The Hanoitimes - Fitch-rated Vietnamese banks would need US$4.1 billion of additional capital, of which 90% is accounted for by the state-owned banks.
A plan to allow large Vietnamese state-owned commercial banks to pay dividends in shares or retain dividends will help them to accumulate capital and meet regulatory minimum capital thresholds, Fitch Ratings has said.
However, the positive effect is likely to be limited relative to the large capital needs state-owned banks are facing amidst rapid balance sheet expansion, underreporting of problem loans and the impending Basel II implementation at the beginning of 2020.
Vietnamese banks need huge funds to ensure capital adequacy
Media have reported that Vietnamese authorities have agreed to a proposal from the State Bank of Vietnam that would allow state-owned banks to preserve internally generated capital by retaining dividends or paying them out in shares.

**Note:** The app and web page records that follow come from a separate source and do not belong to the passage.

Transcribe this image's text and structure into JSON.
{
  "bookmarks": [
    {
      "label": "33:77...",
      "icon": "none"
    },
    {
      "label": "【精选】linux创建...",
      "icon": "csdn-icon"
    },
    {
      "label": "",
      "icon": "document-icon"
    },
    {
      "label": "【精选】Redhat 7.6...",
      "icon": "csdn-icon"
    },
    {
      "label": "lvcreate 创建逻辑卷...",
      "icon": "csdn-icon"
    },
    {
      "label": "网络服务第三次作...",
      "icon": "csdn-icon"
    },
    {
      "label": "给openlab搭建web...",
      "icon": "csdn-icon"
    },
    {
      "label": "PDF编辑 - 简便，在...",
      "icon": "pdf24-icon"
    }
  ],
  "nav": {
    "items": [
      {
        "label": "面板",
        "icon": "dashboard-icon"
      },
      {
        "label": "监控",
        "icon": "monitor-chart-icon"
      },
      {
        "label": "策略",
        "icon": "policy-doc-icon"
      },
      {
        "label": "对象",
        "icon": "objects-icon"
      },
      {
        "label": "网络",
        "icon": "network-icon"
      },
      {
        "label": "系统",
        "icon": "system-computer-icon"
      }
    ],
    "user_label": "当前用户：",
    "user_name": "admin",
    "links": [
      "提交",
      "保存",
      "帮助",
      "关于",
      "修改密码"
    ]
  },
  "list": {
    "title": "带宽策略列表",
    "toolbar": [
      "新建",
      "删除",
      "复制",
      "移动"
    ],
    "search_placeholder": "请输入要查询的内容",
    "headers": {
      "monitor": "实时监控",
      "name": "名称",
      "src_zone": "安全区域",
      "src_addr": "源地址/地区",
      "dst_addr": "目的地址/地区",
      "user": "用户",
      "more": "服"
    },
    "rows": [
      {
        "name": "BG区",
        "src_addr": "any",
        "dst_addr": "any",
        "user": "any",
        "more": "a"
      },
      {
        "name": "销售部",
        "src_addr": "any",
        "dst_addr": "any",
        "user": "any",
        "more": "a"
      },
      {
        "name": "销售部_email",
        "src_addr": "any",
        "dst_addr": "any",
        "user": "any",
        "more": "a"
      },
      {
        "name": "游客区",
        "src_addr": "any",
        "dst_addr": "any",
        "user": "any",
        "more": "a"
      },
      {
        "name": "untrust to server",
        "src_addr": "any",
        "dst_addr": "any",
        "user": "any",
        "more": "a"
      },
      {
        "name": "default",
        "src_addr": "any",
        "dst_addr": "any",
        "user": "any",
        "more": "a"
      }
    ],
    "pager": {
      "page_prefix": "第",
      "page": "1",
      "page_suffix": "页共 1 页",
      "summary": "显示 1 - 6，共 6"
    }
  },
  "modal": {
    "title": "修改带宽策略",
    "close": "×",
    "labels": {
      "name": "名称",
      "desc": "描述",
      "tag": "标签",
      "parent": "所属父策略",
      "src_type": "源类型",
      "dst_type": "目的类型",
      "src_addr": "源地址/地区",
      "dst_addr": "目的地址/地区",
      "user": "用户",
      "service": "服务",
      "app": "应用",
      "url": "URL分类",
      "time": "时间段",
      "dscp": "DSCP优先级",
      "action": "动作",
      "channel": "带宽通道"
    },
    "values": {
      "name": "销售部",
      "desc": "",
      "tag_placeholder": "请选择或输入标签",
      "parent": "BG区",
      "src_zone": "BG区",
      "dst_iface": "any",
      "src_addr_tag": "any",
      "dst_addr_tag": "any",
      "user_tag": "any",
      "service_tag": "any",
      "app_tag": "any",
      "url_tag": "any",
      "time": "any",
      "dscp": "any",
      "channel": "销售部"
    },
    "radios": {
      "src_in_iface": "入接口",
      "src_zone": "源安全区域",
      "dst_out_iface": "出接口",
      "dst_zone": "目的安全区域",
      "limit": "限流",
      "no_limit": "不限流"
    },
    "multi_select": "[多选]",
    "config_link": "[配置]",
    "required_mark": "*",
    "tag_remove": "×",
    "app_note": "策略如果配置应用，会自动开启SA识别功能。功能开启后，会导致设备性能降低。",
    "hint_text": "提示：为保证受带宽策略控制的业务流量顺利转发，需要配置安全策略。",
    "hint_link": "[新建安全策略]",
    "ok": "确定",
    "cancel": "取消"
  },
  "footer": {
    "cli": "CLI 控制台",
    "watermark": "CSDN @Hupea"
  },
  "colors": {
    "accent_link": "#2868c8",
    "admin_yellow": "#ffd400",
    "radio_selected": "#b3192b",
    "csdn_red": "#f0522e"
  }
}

The plan would still need to be approved by the National Assembly - Vietnam's legislative body - and would enable state-owned banks to follow a practice already in place for their private counterparts.
“We estimate that the positive capital impact for Fitch-rated state-owned banks (Vietcombank and Vietinbank) will be up to 30 basis points (bps), which is small relative to our estimated potential capital shortfall of up to 200bps, assuming they target an 8% Tier-1 capital ratio,” said the credit rating agency.
Vietnamese banks, and state-owned banks in particular, are facing substantial capital needs in the run-up to the implementation of Basel II. These standards will increase banks' risk-weighted assets due to changes to credit risk-weights and the introduction of capital charges for operational and market risks.
According to Fitch analysis conducted late last year, Fitch-rated Vietnamese banks would need US$4.1 billion of additional capital, of which 90% is accounted for by the state-owned banks.
These banks' much larger capital shortfall reflects their lower capital positions and weaker profitability relative to private banks. The total amount of capital required could be even higher if banks raise their allowance coverage to 5.0% of gross loans and Vietnam Asset Management Company special bonds, compared with 1.6% at year-end 2018, in order to address underreported NPLs and Vietnam Asset Management Company special bonds.
The lack of depth in the local capital markets and foreign ownership limits continue to constrain banks' ability to raise common equity, which Fitch views as the best form of loss-absorbing capital.
Vietnam maintains a 30% blanket foreign-ownership limit for banks and 20% limit for a foreign investor deemed to have a strategic interest. Foreign ownership at Vietinbank is already at the 30% cap, while for Vietcombank it is 23%. “Unless the cap is lifted, we expect banks to issue Tier-2 debt to help meet minimum regulatory capital ratios.”